- [WHAT THIS TASK INVOLVES]:
Give back all of the data exactly as it appears here.

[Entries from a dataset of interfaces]
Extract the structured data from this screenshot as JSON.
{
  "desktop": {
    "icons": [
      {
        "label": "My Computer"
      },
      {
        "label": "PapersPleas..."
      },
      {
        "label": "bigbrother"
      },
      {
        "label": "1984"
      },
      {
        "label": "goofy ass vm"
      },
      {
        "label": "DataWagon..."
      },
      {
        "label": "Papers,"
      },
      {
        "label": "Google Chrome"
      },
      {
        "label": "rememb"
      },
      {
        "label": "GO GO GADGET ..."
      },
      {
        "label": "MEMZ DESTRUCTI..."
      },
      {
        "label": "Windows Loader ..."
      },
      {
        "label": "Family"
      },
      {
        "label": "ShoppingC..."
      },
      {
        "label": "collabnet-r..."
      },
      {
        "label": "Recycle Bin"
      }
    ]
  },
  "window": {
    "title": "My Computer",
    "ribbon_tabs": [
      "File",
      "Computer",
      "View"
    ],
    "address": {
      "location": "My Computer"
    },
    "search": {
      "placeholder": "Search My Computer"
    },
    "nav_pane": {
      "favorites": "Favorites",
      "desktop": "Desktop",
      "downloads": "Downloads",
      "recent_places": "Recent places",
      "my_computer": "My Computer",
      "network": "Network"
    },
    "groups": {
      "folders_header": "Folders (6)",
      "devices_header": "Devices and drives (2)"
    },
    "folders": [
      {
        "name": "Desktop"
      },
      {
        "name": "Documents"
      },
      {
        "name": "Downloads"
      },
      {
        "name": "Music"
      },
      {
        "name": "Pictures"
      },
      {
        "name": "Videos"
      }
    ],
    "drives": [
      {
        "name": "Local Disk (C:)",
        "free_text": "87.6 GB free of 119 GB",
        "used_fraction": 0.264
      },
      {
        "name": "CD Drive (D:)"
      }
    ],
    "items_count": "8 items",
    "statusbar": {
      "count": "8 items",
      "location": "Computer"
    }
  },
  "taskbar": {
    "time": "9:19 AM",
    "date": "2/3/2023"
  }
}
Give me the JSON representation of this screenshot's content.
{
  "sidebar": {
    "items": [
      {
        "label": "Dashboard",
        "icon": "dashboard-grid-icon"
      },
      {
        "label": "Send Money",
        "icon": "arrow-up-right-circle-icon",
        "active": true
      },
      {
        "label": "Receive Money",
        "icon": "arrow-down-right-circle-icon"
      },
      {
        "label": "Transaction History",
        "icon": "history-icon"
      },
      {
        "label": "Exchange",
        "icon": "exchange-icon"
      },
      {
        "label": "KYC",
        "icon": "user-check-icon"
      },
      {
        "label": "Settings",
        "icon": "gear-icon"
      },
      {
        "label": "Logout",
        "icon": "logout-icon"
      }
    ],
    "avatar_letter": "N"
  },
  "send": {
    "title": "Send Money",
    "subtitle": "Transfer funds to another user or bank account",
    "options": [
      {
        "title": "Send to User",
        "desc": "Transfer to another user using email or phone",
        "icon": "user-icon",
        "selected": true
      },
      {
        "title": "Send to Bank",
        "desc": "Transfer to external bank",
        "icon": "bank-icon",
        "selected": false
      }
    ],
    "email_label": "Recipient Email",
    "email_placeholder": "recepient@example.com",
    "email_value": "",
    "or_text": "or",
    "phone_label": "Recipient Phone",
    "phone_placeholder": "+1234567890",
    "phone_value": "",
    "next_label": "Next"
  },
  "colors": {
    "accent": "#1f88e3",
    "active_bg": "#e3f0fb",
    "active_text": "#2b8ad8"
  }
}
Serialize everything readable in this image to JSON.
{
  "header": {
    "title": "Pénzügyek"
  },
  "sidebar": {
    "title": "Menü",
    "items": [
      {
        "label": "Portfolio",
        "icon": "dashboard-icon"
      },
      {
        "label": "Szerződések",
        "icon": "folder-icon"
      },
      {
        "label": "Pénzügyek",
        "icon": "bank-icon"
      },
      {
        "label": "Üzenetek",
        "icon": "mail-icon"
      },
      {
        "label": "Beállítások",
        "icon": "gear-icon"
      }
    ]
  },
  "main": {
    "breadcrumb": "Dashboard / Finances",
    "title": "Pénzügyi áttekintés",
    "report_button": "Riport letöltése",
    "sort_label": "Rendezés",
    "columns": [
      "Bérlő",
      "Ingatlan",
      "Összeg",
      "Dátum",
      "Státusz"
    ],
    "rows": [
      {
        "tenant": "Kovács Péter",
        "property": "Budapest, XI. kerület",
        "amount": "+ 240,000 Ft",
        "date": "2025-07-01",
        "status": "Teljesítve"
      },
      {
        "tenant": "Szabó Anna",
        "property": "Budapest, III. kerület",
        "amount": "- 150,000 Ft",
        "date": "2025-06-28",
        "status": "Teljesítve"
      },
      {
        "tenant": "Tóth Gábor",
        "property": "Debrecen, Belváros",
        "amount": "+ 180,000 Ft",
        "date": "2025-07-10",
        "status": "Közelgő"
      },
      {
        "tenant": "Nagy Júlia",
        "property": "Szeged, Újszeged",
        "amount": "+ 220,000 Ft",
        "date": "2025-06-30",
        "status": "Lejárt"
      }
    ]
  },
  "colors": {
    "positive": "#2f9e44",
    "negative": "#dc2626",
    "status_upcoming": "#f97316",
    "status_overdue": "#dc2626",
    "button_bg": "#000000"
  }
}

- [WRITTEN RESPONSE]:
Extract the structured data from this screenshot as JSON.
{
  "desktop": {
    "icons": [
      {
        "label": "My Computer"
      },
      {
        "label": "PapersPleas..."
      },
      {
        "label": "bigbrother"
      },
      {
        "label": "1984"
      },
      {
        "label": "goofy ass vm"
      },
      {
        "label": "DataWagon..."
      },
      {
        "label": "Papers,"
      },
      {
        "label": "Google Chrome"
      },
      {
        "label": "rememb"
      },
      {
        "label": "GO GO GADGET ..."
      },
      {
        "label": "MEMZ DESTRUCTI..."
      },
      {
        "label": "Windows Loader ..."
      },
      {
        "label": "Family"
      },
      {
        "label": "ShoppingC..."
      },
      {
        "label": "collabnet-r..."
      },
      {
        "label": "Recycle Bin"
      }
    ]
  },
  "window": {
    "title": "My Computer",
    "ribbon_tabs": [
      "File",
      "Computer",
      "View"
    ],
    "address": {
      "location": "My Computer"
    },
    "search": {
      "placeholder": "Search My Computer"
    },
    "nav_pane": {
      "favorites": "Favorites",
      "desktop": "Desktop",
      "downloads": "Downloads",
      "recent_places": "Recent places",
      "my_computer": "My Computer",
      "network": "Network"
    },
    "groups": {
      "folders_header": "Folders (6)",
      "devices_header": "Devices and drives (2)"
    },
    "folders": [
      {
        "name": "Desktop"
      },
      {
        "name": "Documents"
      },
      {
        "name": "Downloads"
      },
      {
        "name": "Music"
      },
      {
        "name": "Pictures"
      },
      {
        "name": "Videos"
      }
    ],
    "drives": [
      {
        "name": "Local Disk (C:)",
        "free_text": "87.6 GB free of 119 GB",
        "used_fraction": 0.264
      },
      {
        "name": "CD Drive (D:)"
      }
    ],
    "items_count": "8 items",
    "statusbar": {
      "count": "8 items",
      "location": "Computer"
    }
  },
  "taskbar": {
    "time": "9:19 AM",
    "date": "2/3/2023"
  }
}
Give me the JSON representation of this screenshot's content.
{
  "sidebar": {
    "items": [
      {
        "label": "Dashboard",
        "icon": "dashboard-grid-icon"
      },
      {
        "label": "Send Money",
        "icon": "arrow-up-right-circle-icon",
        "active": true
      },
      {
        "label": "Receive Money",
        "icon": "arrow-down-right-circle-icon"
      },
      {
        "label": "Transaction History",
        "icon": "history-icon"
      },
      {
        "label": "Exchange",
        "icon": "exchange-icon"
      },
      {
        "label": "KYC",
        "icon": "user-check-icon"
      },
      {
        "label": "Settings",
        "icon": "gear-icon"
      },
      {
        "label": "Logout",
        "icon": "logout-icon"
      }
    ],
    "avatar_letter": "N"
  },
  "send": {
    "title": "Send Money",
    "subtitle": "Transfer funds to another user or bank account",
    "options": [
      {
        "title": "Send to User",
        "desc": "Transfer to another user using email or phone",
        "icon": "user-icon",
        "selected": true
      },
      {
        "title": "Send to Bank",
        "desc": "Transfer to external bank",
        "icon": "bank-icon",
        "selected": false
      }
    ],
    "email_label": "Recipient Email",
    "email_placeholder": "recepient@example.com",
    "email_value": "",
    "or_text": "or",
    "phone_label": "Recipient Phone",
    "phone_placeholder": "+1234567890",
    "phone_value": "",
    "next_label": "Next"
  },
  "colors": {
    "accent": "#1f88e3",
    "active_bg": "#e3f0fb",
    "active_text": "#2b8ad8"
  }
}
Serialize everything readable in this image to JSON.
{
  "header": {
    "title": "Pénzügyek"
  },
  "sidebar": {
    "title": "Menü",
    "items": [
      {
        "label": "Portfolio",
        "icon": "dashboard-icon"
      },
      {
        "label": "Szerződések",
        "icon": "folder-icon"
      },
      {
        "label": "Pénzügyek",
        "icon": "bank-icon"
      },
      {
        "label": "Üzenetek",
        "icon": "mail-icon"
      },
      {
        "label": "Beállítások",
        "icon": "gear-icon"
      }
    ]
  },
  "main": {
    "breadcrumb": "Dashboard / Finances",
    "title": "Pénzügyi áttekintés",
    "report_button": "Riport letöltése",
    "sort_label": "Rendezés",
    "columns": [
      "Bérlő",
      "Ingatlan",
      "Összeg",
      "Dátum",
      "Státusz"
    ],
    "rows": [
      {
        "tenant": "Kovács Péter",
        "property": "Budapest, XI. kerület",
        "amount": "+ 240,000 Ft",
        "date": "2025-07-01",
        "status": "Teljesítve"
      },
      {
        "tenant": "Szabó Anna",
        "property": "Budapest, III. kerület",
        "amount": "- 150,000 Ft",
        "date": "2025-06-28",
        "status": "Teljesítve"
      },
      {
        "tenant": "Tóth Gábor",
        "property": "Debrecen, Belváros",
        "amount": "+ 180,000 Ft",
        "date": "2025-07-10",
        "status": "Közelgő"
      },
      {
        "tenant": "Nagy Júlia",
        "property": "Szeged, Újszeged",
        "amount": "+ 220,000 Ft",
        "date": "2025-06-30",
        "status": "Lejárt"
      }
    ]
  },
  "colors": {
    "positive": "#2f9e44",
    "negative": "#dc2626",
    "status_upcoming": "#f97316",
    "status_overdue": "#dc2626",
    "button_bg": "#000000"
  }
}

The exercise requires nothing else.